-- The input follows --

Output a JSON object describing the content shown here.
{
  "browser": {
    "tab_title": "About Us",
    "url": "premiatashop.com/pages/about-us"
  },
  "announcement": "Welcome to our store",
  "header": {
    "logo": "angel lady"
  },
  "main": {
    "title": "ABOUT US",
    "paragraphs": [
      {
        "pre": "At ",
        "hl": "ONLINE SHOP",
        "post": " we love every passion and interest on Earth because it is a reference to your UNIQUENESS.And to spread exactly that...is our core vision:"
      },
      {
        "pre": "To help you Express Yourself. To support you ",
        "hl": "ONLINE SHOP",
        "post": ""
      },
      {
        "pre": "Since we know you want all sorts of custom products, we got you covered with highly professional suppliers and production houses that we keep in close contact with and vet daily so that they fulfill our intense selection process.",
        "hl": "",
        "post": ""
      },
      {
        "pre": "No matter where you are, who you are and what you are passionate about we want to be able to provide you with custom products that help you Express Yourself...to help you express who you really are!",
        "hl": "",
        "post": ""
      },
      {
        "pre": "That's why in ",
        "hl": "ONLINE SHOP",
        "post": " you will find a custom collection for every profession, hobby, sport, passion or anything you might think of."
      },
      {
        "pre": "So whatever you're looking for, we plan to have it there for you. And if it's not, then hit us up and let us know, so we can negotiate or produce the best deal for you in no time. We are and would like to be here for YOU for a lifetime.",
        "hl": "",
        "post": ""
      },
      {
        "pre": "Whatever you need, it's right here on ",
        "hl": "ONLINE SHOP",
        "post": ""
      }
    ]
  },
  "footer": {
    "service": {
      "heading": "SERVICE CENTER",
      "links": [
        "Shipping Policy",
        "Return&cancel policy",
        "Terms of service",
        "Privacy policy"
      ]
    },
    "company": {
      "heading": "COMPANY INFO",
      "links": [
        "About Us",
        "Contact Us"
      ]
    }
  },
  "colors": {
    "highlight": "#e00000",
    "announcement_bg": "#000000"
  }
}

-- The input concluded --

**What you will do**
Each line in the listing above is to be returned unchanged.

**Task solution**
Output a JSON object describing the content shown here.
{
  "browser": {
    "tab_title": "About Us",
    "url": "premiatashop.com/pages/about-us"
  },
  "announcement": "Welcome to our store",
  "header": {
    "logo": "angel lady"
  },
  "main": {
    "title": "ABOUT US",
    "paragraphs": [
      {
        "pre": "At ",
        "hl": "ONLINE SHOP",
        "post": " we love every passion and interest on Earth because it is a reference to your UNIQUENESS.And to spread exactly that...is our core vision:"
      },
      {
        "pre": "To help you Express Yourself. To support you ",
        "hl": "ONLINE SHOP",
        "post": ""
      },
      {
        "pre": "Since we know you want all sorts of custom products, we got you covered with highly professional suppliers and production houses that we keep in close contact with and vet daily so that they fulfill our intense selection process.",
        "hl": "",
        "post": ""
      },
      {
        "pre": "No matter where you are, who you are and what you are passionate about we want to be able to provide you with custom products that help you Express Yourself...to help you express who you really are!",
        "hl": "",
        "post": ""
      },
      {
        "pre": "That's why in ",
        "hl": "ONLINE SHOP",
        "post": " you will find a custom collection for every profession, hobby, sport, passion or anything you might think of."
      },
      {
        "pre": "So whatever you're looking for, we plan to have it there for you. And if it's not, then hit us up and let us know, so we can negotiate or produce the best deal for you in no time. We are and would like to be here for YOU for a lifetime.",
        "hl": "",
        "post": ""
      },
      {
        "pre": "Whatever you need, it's right here on ",
        "hl": "ONLINE SHOP",
        "post": ""
      }
    ]
  },
  "footer": {
    "service": {
      "heading": "SERVICE CENTER",
      "links": [
        "Shipping Policy",
        "Return&cancel policy",
        "Terms of service",
        "Privacy policy"
      ]
    },
    "company": {
      "heading": "COMPANY INFO",
      "links": [
        "About Us",
        "Contact Us"
      ]
    }
  },
  "colors": {
    "highlight": "#e00000",
    "announcement_bg": "#000000"
  }
}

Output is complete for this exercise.